▸ TASK ITEM:
Search the listing below for the string "hoisting" and show each line that contains it.

▸ RAW DATA:
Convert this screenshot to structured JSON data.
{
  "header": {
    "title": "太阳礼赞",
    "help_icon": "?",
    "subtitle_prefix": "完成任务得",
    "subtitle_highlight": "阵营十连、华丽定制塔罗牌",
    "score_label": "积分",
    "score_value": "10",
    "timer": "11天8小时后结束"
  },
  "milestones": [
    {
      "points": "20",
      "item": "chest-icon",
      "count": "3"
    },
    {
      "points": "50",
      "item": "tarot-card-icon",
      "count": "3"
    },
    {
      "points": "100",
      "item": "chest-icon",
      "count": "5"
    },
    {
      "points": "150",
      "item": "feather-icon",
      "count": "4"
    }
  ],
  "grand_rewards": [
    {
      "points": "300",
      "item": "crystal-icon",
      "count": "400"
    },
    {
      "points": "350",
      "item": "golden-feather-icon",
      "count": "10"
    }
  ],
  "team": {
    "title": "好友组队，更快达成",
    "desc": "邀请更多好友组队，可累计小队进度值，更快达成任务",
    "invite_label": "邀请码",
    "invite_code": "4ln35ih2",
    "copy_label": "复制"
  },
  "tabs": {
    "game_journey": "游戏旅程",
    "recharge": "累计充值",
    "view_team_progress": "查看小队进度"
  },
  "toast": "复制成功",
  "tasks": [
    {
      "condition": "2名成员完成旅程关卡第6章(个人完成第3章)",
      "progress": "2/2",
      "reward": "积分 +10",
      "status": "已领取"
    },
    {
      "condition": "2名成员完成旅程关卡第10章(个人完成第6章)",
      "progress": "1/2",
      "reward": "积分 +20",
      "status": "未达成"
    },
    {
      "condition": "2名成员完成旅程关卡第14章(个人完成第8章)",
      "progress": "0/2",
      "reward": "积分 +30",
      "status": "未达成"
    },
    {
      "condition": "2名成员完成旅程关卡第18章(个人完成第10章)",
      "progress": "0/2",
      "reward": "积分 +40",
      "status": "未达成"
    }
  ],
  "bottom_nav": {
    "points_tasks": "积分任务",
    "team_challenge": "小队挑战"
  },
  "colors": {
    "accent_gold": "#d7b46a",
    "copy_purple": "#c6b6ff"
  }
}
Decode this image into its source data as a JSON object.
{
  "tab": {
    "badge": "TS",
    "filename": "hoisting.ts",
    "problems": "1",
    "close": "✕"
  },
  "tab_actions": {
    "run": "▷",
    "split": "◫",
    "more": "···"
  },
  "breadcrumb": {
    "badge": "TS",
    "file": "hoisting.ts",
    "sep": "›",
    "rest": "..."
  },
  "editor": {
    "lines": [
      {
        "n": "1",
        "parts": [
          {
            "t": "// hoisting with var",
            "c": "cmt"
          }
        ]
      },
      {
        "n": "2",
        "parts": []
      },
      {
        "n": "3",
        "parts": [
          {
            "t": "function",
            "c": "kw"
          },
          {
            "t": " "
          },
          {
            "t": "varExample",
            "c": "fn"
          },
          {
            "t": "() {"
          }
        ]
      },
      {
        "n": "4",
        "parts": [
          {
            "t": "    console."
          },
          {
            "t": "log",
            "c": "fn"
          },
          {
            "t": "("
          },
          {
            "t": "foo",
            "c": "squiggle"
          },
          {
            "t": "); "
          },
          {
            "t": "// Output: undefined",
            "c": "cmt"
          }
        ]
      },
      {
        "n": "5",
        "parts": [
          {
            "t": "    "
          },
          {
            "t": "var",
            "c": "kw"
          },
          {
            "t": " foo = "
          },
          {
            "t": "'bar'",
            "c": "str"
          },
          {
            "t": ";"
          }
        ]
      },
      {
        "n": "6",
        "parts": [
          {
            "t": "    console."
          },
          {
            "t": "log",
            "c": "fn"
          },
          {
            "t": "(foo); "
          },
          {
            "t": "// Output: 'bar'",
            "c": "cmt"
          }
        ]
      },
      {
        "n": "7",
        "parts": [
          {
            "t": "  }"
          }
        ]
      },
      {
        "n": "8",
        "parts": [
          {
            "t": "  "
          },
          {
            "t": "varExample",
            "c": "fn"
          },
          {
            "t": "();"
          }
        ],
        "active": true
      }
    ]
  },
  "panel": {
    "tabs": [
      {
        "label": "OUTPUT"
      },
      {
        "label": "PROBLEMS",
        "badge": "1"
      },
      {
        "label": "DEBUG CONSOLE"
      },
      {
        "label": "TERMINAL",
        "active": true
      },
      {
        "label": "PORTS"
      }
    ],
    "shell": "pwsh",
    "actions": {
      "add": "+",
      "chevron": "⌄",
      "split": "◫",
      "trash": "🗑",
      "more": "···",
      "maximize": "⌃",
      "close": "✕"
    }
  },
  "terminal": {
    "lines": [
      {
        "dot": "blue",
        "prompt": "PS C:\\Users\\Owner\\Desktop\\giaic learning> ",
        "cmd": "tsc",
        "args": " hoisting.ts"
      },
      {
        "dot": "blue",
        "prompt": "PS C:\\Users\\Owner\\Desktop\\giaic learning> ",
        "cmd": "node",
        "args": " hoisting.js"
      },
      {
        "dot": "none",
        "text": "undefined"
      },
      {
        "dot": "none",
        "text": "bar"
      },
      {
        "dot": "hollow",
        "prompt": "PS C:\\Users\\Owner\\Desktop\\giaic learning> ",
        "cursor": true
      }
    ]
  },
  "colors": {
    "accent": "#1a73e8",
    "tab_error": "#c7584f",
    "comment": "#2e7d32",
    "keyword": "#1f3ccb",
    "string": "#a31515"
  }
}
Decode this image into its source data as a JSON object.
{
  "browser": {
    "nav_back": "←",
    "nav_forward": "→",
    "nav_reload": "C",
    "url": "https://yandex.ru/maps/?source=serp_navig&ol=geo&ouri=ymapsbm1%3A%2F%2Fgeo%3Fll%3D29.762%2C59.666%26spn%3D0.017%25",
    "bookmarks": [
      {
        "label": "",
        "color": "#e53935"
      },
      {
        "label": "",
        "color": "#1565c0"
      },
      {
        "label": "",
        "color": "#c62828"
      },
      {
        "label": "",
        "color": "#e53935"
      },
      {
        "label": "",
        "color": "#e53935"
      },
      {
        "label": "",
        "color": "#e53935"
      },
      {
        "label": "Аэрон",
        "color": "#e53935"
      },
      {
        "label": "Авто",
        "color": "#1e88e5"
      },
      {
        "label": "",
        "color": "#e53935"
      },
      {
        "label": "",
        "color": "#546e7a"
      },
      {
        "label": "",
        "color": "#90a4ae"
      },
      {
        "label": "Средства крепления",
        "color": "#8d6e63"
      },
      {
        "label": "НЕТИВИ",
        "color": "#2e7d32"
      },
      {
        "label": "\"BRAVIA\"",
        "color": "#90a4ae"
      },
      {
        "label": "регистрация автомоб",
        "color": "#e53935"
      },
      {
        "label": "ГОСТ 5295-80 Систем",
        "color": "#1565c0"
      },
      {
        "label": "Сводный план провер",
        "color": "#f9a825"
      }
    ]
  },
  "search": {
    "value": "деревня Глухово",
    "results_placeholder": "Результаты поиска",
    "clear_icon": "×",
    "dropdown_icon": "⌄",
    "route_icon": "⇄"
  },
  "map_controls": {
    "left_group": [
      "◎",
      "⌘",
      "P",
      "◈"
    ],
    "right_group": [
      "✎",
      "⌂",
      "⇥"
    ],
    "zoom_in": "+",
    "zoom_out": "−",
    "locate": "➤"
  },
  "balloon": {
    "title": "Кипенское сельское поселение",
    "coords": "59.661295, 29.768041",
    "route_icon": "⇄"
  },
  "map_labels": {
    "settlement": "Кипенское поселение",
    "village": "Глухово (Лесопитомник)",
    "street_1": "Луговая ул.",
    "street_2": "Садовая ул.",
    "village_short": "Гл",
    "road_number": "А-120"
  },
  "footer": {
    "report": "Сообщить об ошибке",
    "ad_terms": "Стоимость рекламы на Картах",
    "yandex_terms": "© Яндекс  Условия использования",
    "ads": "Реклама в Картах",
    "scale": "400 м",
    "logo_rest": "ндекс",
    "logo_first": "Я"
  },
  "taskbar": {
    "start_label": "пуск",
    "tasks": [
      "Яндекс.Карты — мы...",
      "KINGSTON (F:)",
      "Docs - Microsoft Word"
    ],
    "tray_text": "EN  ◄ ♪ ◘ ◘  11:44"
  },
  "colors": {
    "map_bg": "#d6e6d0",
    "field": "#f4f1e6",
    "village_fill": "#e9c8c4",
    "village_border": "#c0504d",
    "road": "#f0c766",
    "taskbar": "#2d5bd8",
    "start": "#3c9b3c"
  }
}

▸ RESPONSE:
    "filename": "hoisting.ts",
    "file": "hoisting.ts",
            "t": "// hoisting with var",
        "args": " hoisting.ts"
        "args": " hoisting.js"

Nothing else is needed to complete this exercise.